[[ TASK DATA open ]]
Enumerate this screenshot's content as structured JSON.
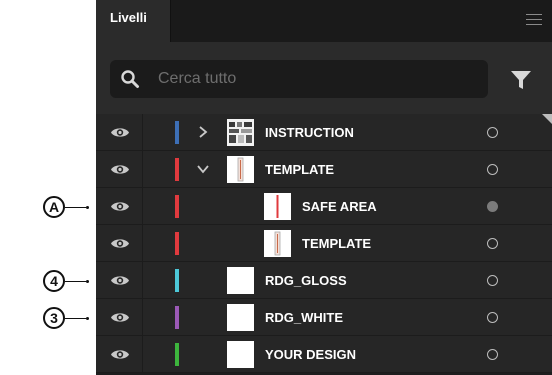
{
  "panel": {
    "tab_label": "Livelli",
    "search_placeholder": "Cerca tutto"
  },
  "layers": [
    {
      "name": "INSTRUCTION",
      "color": "#3d6fb6",
      "chevron": "right",
      "indent": 0,
      "thumb": "instruction",
      "target": "empty"
    },
    {
      "name": "TEMPLATE",
      "color": "#e03a3e",
      "chevron": "down",
      "indent": 0,
      "thumb": "template",
      "target": "empty"
    },
    {
      "name": "SAFE AREA",
      "color": "#e03a3e",
      "chevron": "",
      "indent": 1,
      "thumb": "safe-area",
      "target": "filled"
    },
    {
      "name": "TEMPLATE",
      "color": "#e03a3e",
      "chevron": "",
      "indent": 1,
      "thumb": "template",
      "target": "empty"
    },
    {
      "name": "RDG_GLOSS",
      "color": "#4dc8d8",
      "chevron": "",
      "indent": 0,
      "thumb": "blank",
      "target": "empty"
    },
    {
      "name": "RDG_WHITE",
      "color": "#9b59b6",
      "chevron": "",
      "indent": 0,
      "thumb": "blank",
      "target": "empty"
    },
    {
      "name": "YOUR DESIGN",
      "color": "#3db53d",
      "chevron": "",
      "indent": 0,
      "thumb": "blank",
      "target": "empty"
    }
  ],
  "callouts": [
    {
      "label": "A",
      "row": 2
    },
    {
      "label": "4",
      "row": 4
    },
    {
      "label": "3",
      "row": 5
    }
  ]
}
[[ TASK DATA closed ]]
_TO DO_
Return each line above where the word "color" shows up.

_SOLUTION FOR THIS EXERCISE_
      "color": "#3d6fb6",
      "color": "#e03a3e",
      "color": "#e03a3e",
      "color": "#e03a3e",
      "color": "#4dc8d8",
      "color": "#9b59b6",
      "color": "#3db53d",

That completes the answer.